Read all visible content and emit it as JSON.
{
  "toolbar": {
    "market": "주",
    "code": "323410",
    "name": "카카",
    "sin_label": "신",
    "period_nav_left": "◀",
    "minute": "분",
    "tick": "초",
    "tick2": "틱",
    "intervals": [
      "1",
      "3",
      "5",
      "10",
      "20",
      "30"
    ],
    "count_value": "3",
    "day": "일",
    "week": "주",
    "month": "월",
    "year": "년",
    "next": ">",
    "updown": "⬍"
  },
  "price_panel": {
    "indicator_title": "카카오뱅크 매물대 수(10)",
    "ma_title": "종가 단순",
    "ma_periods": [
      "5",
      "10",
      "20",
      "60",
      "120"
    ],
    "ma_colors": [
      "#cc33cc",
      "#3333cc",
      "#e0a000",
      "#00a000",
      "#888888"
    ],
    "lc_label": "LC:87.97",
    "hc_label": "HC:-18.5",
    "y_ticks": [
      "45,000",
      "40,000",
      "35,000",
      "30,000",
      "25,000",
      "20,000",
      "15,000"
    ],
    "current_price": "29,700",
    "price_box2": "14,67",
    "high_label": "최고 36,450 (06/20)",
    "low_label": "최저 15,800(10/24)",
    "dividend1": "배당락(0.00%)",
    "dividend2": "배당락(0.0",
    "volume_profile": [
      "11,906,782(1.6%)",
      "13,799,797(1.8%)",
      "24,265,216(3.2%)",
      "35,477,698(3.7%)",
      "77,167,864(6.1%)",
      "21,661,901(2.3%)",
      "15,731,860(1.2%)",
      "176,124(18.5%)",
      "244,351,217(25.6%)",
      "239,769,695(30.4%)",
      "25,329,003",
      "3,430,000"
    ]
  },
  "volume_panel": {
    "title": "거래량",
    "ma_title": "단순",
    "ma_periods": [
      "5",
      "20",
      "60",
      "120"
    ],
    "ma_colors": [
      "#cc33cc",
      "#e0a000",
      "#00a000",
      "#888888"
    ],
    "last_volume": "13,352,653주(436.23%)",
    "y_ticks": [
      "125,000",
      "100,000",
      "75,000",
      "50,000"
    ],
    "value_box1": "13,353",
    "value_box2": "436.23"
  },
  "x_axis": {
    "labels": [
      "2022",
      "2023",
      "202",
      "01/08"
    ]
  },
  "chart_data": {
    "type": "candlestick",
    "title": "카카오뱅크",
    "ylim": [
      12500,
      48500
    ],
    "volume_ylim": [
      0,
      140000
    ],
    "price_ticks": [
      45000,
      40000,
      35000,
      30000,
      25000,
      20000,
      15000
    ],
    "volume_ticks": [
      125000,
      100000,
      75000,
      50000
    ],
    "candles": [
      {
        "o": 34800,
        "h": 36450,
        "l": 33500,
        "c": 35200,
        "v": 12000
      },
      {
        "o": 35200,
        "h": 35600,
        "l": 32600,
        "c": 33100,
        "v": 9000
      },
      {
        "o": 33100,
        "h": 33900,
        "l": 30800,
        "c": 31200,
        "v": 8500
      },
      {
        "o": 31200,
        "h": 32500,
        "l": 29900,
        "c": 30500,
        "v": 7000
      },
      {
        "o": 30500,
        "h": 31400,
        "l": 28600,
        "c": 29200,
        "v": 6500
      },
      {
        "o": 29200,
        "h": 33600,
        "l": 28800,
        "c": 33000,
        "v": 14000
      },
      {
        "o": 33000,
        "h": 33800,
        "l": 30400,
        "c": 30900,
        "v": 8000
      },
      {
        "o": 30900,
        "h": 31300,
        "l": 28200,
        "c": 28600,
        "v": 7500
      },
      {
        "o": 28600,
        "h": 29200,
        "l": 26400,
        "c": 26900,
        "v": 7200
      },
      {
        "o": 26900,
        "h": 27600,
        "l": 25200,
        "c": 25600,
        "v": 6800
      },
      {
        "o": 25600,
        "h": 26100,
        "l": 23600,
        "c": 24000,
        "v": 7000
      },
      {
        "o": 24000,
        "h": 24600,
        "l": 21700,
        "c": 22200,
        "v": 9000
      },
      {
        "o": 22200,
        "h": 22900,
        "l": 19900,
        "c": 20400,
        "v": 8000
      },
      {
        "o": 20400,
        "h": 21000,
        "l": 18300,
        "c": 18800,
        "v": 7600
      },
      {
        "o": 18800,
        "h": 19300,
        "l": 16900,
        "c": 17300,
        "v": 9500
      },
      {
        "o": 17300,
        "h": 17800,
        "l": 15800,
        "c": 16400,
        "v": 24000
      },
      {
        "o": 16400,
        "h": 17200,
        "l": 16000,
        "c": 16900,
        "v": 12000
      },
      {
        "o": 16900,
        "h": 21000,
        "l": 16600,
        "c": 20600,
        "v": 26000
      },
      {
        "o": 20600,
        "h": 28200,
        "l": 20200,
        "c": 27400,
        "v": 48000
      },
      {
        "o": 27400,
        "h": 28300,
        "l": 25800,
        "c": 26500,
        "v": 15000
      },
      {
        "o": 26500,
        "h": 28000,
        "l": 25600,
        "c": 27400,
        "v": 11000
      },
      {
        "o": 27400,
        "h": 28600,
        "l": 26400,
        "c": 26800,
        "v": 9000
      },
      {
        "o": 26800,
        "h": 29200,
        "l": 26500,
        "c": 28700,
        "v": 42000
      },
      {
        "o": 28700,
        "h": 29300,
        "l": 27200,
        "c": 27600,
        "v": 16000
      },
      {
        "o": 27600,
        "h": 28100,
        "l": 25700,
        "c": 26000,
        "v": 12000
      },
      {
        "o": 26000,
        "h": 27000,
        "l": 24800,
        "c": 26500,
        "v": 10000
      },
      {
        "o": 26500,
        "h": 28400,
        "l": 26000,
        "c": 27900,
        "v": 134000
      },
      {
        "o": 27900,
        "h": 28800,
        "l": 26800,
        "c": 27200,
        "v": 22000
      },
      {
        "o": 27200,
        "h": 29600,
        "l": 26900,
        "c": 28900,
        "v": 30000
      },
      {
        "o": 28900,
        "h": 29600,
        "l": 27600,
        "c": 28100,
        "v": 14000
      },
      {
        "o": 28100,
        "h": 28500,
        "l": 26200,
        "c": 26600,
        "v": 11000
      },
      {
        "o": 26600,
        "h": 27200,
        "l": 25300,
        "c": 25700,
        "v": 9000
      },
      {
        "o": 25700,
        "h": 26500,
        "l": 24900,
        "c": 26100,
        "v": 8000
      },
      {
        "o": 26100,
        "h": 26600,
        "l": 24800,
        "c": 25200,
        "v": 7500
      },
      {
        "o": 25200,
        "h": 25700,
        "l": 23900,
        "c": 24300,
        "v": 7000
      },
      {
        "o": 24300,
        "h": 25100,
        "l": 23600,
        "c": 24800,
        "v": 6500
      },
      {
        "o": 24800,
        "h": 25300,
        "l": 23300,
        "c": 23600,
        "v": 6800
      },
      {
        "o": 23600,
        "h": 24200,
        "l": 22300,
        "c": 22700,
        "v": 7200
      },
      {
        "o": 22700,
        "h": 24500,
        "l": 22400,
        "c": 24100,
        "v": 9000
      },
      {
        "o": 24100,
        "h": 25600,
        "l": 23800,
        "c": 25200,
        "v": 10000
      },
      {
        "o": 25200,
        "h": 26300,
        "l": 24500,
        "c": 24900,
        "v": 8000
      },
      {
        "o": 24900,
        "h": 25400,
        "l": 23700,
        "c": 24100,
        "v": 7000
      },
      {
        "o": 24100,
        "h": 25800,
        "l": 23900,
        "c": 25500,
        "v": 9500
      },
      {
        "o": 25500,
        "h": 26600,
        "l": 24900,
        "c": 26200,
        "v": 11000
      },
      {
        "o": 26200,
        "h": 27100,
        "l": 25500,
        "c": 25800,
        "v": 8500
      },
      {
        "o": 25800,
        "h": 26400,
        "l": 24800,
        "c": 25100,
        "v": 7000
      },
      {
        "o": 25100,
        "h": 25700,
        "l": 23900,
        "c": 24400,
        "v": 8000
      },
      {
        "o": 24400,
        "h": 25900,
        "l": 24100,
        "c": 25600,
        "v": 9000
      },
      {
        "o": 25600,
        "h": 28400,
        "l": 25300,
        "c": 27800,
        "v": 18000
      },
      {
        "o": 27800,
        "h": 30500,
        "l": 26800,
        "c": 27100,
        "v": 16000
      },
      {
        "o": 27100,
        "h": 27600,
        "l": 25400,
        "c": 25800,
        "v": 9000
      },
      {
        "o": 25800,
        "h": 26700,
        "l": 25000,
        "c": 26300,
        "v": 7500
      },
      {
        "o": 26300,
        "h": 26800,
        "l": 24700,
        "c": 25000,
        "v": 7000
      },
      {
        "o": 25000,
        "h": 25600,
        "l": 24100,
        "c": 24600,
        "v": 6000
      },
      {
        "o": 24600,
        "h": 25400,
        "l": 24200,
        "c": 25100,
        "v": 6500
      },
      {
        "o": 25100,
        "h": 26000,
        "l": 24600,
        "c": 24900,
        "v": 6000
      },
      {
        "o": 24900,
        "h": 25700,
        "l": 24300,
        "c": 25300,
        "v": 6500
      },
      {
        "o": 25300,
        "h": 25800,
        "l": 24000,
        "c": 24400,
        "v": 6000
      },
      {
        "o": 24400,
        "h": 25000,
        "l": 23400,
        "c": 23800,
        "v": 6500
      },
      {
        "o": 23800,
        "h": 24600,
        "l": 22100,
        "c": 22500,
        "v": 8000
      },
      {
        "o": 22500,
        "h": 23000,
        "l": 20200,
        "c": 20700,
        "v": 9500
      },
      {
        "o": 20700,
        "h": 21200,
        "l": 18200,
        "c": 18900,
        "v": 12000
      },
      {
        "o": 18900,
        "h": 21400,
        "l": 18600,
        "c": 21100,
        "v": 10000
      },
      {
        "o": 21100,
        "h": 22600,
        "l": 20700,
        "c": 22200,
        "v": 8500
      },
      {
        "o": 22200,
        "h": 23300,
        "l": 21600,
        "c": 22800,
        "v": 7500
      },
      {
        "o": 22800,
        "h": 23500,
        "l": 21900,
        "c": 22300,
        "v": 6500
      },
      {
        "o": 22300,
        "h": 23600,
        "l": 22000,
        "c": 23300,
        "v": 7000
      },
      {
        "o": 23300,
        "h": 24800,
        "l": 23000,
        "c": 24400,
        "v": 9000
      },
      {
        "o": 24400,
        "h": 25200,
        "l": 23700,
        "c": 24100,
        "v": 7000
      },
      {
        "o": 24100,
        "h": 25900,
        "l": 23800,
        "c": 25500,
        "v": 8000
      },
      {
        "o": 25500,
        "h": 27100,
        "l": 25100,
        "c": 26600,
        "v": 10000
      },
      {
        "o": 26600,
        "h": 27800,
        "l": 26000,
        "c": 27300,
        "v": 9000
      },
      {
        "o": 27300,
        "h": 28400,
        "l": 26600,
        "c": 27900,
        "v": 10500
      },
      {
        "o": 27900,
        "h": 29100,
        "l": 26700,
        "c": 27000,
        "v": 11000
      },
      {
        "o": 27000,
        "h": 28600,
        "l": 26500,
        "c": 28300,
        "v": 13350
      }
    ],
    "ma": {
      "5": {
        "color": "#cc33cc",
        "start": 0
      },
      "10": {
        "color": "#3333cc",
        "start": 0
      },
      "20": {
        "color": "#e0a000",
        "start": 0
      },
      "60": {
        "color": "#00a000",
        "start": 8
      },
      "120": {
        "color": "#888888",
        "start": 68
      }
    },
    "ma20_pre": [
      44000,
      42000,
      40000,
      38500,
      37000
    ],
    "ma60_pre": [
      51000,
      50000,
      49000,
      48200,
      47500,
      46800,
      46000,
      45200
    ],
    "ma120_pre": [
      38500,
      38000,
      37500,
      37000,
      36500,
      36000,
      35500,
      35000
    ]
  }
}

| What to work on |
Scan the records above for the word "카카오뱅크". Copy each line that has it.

| Answer |
    "indicator_title": "카카오뱅크 매물대 수(10)",
    "title": "카카오뱅크",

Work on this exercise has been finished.